-- Task requirements --
Restate the following records word for word without images.

Items from an interface collection
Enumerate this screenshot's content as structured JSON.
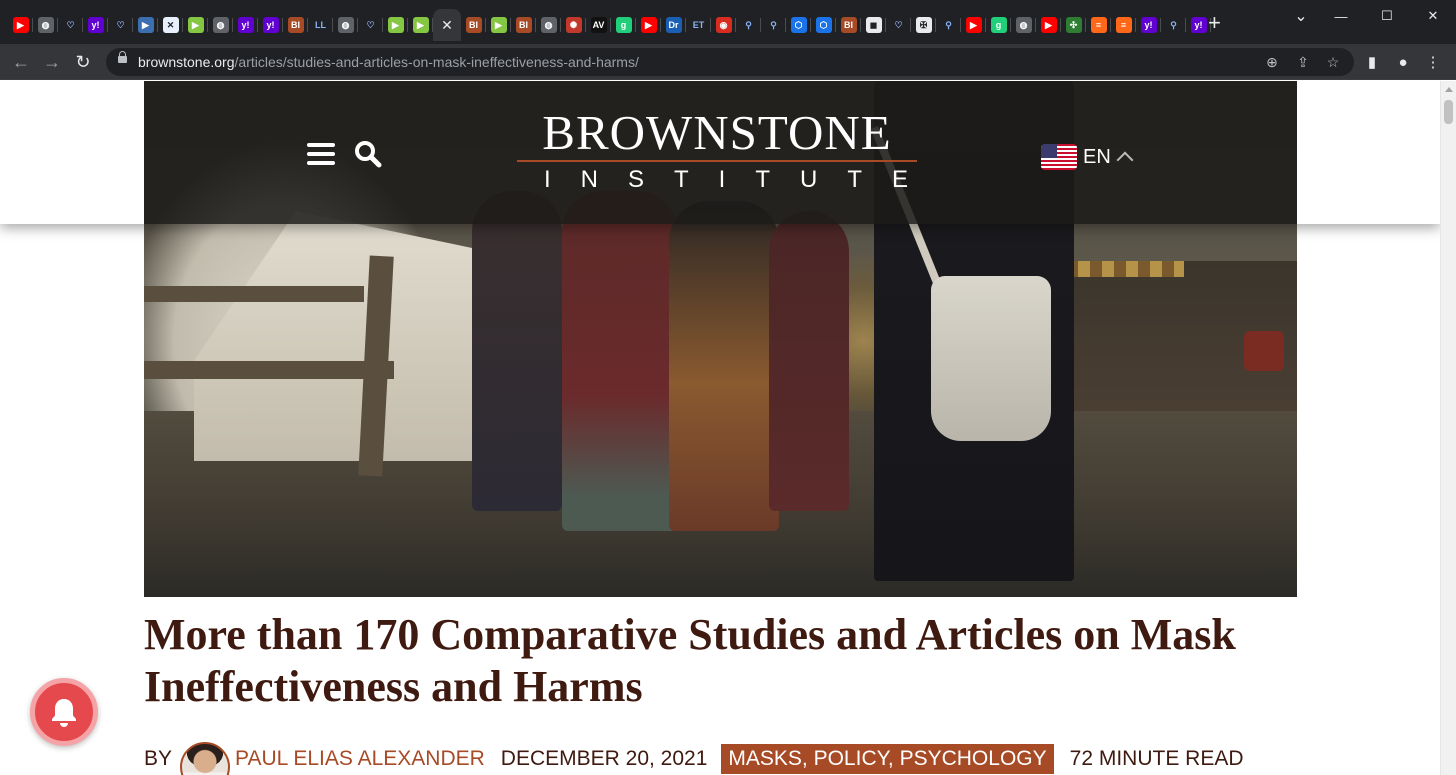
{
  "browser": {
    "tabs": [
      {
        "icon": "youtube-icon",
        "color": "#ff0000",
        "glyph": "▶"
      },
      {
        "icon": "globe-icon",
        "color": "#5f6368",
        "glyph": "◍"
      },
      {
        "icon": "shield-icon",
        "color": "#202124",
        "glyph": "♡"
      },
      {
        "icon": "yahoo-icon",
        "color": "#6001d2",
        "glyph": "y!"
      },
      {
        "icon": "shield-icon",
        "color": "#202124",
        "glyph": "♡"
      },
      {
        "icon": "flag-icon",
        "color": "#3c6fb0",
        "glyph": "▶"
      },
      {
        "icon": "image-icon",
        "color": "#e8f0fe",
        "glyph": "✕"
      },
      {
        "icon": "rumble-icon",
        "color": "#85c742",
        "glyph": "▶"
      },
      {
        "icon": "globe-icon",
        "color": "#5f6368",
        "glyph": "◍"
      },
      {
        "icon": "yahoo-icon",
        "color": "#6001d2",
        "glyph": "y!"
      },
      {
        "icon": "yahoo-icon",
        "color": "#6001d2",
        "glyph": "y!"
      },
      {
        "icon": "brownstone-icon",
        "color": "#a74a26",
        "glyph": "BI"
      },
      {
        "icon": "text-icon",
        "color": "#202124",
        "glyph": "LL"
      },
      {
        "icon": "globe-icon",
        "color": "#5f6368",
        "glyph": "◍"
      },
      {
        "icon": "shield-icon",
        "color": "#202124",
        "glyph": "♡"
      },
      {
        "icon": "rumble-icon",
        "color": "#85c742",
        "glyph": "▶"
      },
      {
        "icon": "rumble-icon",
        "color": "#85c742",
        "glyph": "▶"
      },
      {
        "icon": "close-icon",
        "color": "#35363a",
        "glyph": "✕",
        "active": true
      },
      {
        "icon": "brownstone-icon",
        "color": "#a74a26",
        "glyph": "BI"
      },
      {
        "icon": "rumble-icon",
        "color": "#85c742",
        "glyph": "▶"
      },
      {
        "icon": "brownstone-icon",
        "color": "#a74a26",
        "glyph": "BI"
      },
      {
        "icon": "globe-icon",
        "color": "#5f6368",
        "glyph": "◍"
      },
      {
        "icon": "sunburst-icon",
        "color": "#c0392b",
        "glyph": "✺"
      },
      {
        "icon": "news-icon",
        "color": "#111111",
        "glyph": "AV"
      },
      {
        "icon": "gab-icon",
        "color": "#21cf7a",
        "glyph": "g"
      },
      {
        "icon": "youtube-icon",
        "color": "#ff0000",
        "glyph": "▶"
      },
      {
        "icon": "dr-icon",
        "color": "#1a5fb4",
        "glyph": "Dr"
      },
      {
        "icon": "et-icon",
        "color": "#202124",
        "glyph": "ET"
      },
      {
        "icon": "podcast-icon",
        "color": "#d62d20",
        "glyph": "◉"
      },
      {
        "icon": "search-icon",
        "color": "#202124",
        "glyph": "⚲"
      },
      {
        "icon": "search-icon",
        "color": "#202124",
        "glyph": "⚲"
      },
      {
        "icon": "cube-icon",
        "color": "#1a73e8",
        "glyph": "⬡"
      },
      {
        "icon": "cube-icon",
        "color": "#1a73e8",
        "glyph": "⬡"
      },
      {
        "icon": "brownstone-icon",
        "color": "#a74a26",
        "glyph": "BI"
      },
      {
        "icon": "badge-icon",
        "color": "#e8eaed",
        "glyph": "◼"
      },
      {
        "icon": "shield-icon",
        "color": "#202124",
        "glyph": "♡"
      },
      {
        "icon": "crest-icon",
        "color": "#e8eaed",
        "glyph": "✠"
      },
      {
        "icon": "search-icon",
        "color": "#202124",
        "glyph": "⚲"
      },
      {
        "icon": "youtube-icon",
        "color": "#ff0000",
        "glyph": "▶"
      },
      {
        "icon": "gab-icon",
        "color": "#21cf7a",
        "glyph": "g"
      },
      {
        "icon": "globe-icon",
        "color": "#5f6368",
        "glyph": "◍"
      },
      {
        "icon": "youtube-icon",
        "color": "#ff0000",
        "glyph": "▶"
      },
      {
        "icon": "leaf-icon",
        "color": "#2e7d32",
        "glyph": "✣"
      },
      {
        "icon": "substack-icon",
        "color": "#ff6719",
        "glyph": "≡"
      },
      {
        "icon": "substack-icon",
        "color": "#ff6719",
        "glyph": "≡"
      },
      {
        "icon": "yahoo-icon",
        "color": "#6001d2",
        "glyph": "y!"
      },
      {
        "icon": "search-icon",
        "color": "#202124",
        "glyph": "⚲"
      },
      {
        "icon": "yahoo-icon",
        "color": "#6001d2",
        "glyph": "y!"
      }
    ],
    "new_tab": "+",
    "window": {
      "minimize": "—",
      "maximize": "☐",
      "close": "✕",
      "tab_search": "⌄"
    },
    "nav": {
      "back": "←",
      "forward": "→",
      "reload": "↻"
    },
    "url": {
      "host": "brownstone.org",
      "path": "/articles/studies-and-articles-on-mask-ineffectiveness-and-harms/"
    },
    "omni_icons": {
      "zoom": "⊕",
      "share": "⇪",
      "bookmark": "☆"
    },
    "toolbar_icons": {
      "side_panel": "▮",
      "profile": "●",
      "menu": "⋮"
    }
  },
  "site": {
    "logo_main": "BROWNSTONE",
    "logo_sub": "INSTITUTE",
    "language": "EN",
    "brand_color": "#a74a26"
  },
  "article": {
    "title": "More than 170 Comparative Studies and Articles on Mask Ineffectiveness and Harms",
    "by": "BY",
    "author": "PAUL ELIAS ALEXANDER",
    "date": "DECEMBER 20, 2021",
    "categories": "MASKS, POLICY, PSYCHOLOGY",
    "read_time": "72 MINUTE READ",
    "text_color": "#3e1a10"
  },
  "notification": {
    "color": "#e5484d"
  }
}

-- Worked solution --
Enumerate this screenshot's content as structured JSON.
{
  "browser": {
    "tabs": [
      {
        "icon": "youtube-icon",
        "color": "#ff0000",
        "glyph": "▶"
      },
      {
        "icon": "globe-icon",
        "color": "#5f6368",
        "glyph": "◍"
      },
      {
        "icon": "shield-icon",
        "color": "#202124",
        "glyph": "♡"
      },
      {
        "icon": "yahoo-icon",
        "color": "#6001d2",
        "glyph": "y!"
      },
      {
        "icon": "shield-icon",
        "color": "#202124",
        "glyph": "♡"
      },
      {
        "icon": "flag-icon",
        "color": "#3c6fb0",
        "glyph": "▶"
      },
      {
        "icon": "image-icon",
        "color": "#e8f0fe",
        "glyph": "✕"
      },
      {
        "icon": "rumble-icon",
        "color": "#85c742",
        "glyph": "▶"
      },
      {
        "icon": "globe-icon",
        "color": "#5f6368",
        "glyph": "◍"
      },
      {
        "icon": "yahoo-icon",
        "color": "#6001d2",
        "glyph": "y!"
      },
      {
        "icon": "yahoo-icon",
        "color": "#6001d2",
        "glyph": "y!"
      },
      {
        "icon": "brownstone-icon",
        "color": "#a74a26",
        "glyph": "BI"
      },
      {
        "icon": "text-icon",
        "color": "#202124",
        "glyph": "LL"
      },
      {
        "icon": "globe-icon",
        "color": "#5f6368",
        "glyph": "◍"
      },
      {
        "icon": "shield-icon",
        "color": "#202124",
        "glyph": "♡"
      },
      {
        "icon": "rumble-icon",
        "color": "#85c742",
        "glyph": "▶"
      },
      {
        "icon": "rumble-icon",
        "color": "#85c742",
        "glyph": "▶"
      },
      {
        "icon": "close-icon",
        "color": "#35363a",
        "glyph": "✕",
        "active": true
      },
      {
        "icon": "brownstone-icon",
        "color": "#a74a26",
        "glyph": "BI"
      },
      {
        "icon": "rumble-icon",
        "color": "#85c742",
        "glyph": "▶"
      },
      {
        "icon": "brownstone-icon",
        "color": "#a74a26",
        "glyph": "BI"
      },
      {
        "icon": "globe-icon",
        "color": "#5f6368",
        "glyph": "◍"
      },
      {
        "icon": "sunburst-icon",
        "color": "#c0392b",
        "glyph": "✺"
      },
      {
        "icon": "news-icon",
        "color": "#111111",
        "glyph": "AV"
      },
      {
        "icon": "gab-icon",
        "color": "#21cf7a",
        "glyph": "g"
      },
      {
        "icon": "youtube-icon",
        "color": "#ff0000",
        "glyph": "▶"
      },
      {
        "icon": "dr-icon",
        "color": "#1a5fb4",
        "glyph": "Dr"
      },
      {
        "icon": "et-icon",
        "color": "#202124",
        "glyph": "ET"
      },
      {
        "icon": "podcast-icon",
        "color": "#d62d20",
        "glyph": "◉"
      },
      {
        "icon": "search-icon",
        "color": "#202124",
        "glyph": "⚲"
      },
      {
        "icon": "search-icon",
        "color": "#202124",
        "glyph": "⚲"
      },
      {
        "icon": "cube-icon",
        "color": "#1a73e8",
        "glyph": "⬡"
      },
      {
        "icon": "cube-icon",
        "color": "#1a73e8",
        "glyph": "⬡"
      },
      {
        "icon": "brownstone-icon",
        "color": "#a74a26",
        "glyph": "BI"
      },
      {
        "icon": "badge-icon",
        "color": "#e8eaed",
        "glyph": "◼"
      },
      {
        "icon": "shield-icon",
        "color": "#202124",
        "glyph": "♡"
      },
      {
        "icon": "crest-icon",
        "color": "#e8eaed",
        "glyph": "✠"
      },
      {
        "icon": "search-icon",
        "color": "#202124",
        "glyph": "⚲"
      },
      {
        "icon": "youtube-icon",
        "color": "#ff0000",
        "glyph": "▶"
      },
      {
        "icon": "gab-icon",
        "color": "#21cf7a",
        "glyph": "g"
      },
      {
        "icon": "globe-icon",
        "color": "#5f6368",
        "glyph": "◍"
      },
      {
        "icon": "youtube-icon",
        "color": "#ff0000",
        "glyph": "▶"
      },
      {
        "icon": "leaf-icon",
        "color": "#2e7d32",
        "glyph": "✣"
      },
      {
        "icon": "substack-icon",
        "color": "#ff6719",
        "glyph": "≡"
      },
      {
        "icon": "substack-icon",
        "color": "#ff6719",
        "glyph": "≡"
      },
      {
        "icon": "yahoo-icon",
        "color": "#6001d2",
        "glyph": "y!"
      },
      {
        "icon": "search-icon",
        "color": "#202124",
        "glyph": "⚲"
      },
      {
        "icon": "yahoo-icon",
        "color": "#6001d2",
        "glyph": "y!"
      }
    ],
    "new_tab": "+",
    "window": {
      "minimize": "—",
      "maximize": "☐",
      "close": "✕",
      "tab_search": "⌄"
    },
    "nav": {
      "back": "←",
      "forward": "→",
      "reload": "↻"
    },
    "url": {
      "host": "brownstone.org",
      "path": "/articles/studies-and-articles-on-mask-ineffectiveness-and-harms/"
    },
    "omni_icons": {
      "zoom": "⊕",
      "share": "⇪",
      "bookmark": "☆"
    },
    "toolbar_icons": {
      "side_panel": "▮",
      "profile": "●",
      "menu": "⋮"
    }
  },
  "site": {
    "logo_main": "BROWNSTONE",
    "logo_sub": "INSTITUTE",
    "language": "EN",
    "brand_color": "#a74a26"
  },
  "article": {
    "title": "More than 170 Comparative Studies and Articles on Mask Ineffectiveness and Harms",
    "by": "BY",
    "author": "PAUL ELIAS ALEXANDER",
    "date": "DECEMBER 20, 2021",
    "categories": "MASKS, POLICY, PSYCHOLOGY",
    "read_time": "72 MINUTE READ",
    "text_color": "#3e1a10"
  },
  "notification": {
    "color": "#e5484d"
  }
}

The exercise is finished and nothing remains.